Saturday, May 21, 2011

Council of Dharmic Faiths launched in UK

Council of Dharmic Faiths, CoDF, launched in UK

The first ever Council of Dharmic Faiths, CoDF, was launched in the UK a


t the House of Commons on 16 May 2011

The Council was formed to unite in spirit the four major faiths of India, Hinduism, Jainism, Buddhism and Sikhism and the ancient faith of Persia, Zoroastrianism.  Anil Bhanot wrote a discussion paper in 2007 on the ‘Advancement of Dharma’ for all major faith leaders in the UK and this debate led to the idea of a ‘Four Faiths Forum’ for  the Indian faiths.

As the idea developed some concerns were expressed by some Abrahamic faith and Inter Faith leaders that this should not result into a ‘block’ of the Dharmic Faiths. We assured them that their fears were unfounded as the very nature of Dharma is fluid and progressive, almost individualistic, but our remaining divided was no longer an option for us in the larger global politics, siting to them that most people in the UK have not even heard of the word ‘Dharma’, whereas it is Dharma that underlies all our religions. Moreover Dharma never seeks to convert others religious labels, if it ‘converts’ it seeks to convert one’s heart only to a good righteous living but within one’s own tradition or any identity one may opt to choose freely. Dharma respects all traditions, provided they do not harm humanity. It is essentially about Truth, Justice and Compassion for all, with equal human rights, and a sense of responsibility towards all beings including Mother Earth.

At the time the Zoroastrian faith leaders approached Anil Bhanot for their possible inclusion into the forum but some learned leaders pointed out that Zoroastrianism is ‘Dualistic’, and was the source of ‘duality’ of God and Satan, of Good and Evil as opposites, in the Abrahamic religions and that their theosophy cannot qualify as Dharmic which is ‘monistic’, where good and evil are not opposites but are only polarised forces in one unified whole, with our journey towards Good and beyond. However Anil Bhanot thought their ancient link as ‘cousins’ to the Vedic people was more important  and even if the Abrahamic religions were rooted in Zoroastrianism for ‘duality’ the Abrahamic theology developed an exclusive brand of ‘Monotheism’, in contrast to  Zoroastrianism which always respected others methods of worship.

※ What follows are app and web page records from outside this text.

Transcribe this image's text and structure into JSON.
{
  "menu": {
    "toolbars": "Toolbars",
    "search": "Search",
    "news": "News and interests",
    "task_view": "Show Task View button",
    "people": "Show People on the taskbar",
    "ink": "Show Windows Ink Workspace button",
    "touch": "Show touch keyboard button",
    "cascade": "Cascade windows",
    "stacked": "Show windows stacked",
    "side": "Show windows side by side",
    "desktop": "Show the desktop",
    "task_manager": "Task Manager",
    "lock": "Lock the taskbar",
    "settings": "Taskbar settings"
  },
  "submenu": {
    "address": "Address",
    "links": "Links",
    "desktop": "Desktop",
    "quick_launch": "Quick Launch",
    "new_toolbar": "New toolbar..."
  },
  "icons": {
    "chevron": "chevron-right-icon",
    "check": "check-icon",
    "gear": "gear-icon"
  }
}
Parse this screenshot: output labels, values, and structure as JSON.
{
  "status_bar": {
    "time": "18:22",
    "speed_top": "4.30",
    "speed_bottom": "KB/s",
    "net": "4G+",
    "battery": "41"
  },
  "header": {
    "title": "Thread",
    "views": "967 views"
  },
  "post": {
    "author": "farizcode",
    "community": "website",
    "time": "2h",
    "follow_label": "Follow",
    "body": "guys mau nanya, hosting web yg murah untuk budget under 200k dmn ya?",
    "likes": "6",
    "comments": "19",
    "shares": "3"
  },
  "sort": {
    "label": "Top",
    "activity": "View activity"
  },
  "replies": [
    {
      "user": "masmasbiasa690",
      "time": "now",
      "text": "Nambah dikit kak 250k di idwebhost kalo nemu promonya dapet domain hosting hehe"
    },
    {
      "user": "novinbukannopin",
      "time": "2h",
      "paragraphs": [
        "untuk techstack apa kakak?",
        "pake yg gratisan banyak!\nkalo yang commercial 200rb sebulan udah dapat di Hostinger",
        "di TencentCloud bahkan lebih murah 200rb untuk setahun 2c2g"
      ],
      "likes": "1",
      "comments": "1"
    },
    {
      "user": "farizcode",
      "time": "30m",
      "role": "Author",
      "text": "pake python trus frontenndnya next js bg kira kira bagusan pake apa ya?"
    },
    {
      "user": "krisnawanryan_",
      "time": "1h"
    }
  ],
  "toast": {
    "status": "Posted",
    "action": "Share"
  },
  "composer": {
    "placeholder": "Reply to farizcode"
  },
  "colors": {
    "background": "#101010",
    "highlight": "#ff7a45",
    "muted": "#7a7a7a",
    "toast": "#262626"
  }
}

Thus after much dialogue and meetings the Council of Dharmic Faiths was formed of the four Indian religions, with an associate membership for the Zoroastrians, in 2010.

Sewa Bharti: Making marriages memorable and pollution free

Source;: Tribune

Jai Kumar

Bilaspur, May 19
Breaking from several social barriers and deeply ingrained traditions, Mansha Ram, Seva Bharti state convener and retired teacher of Brahamali village under Ghumarwin subdivision, near here, celebrated the marriage of his son Vivek in a different way on Sunday, making a stark departure from unwholesome and cheap celebrations.
Reports said there was no “band, baja”, no ear-tearing tunes of cheap film songs, no clumsily dancing drunk youths, no cold drinks, except “nimbu paani” and litchi juice, and of course no liquor. Instead there were soft bhajans and patriotic songs, including the ever-green “dhun” of the “Hanuman Chaalisa”.
There was no ostentatious wastage and show of wealth and the social, religious character and piety of the event was fully maintained.
Master Mansha Ram had even persuaded his 85-year-old mother and the entire family to go in for this departure from the unhealthy practices so deeply rooted with traditional marriages.
Villagers were all praise for this initiative of the retired teacher and said, “After all somebody has to be bold enough to take the initiative and say goodbye to all that is unwholesome”.
As the barat returned home with the bride, the couple did “Bharat Mata poojan,” joined by all members of the family and villagers.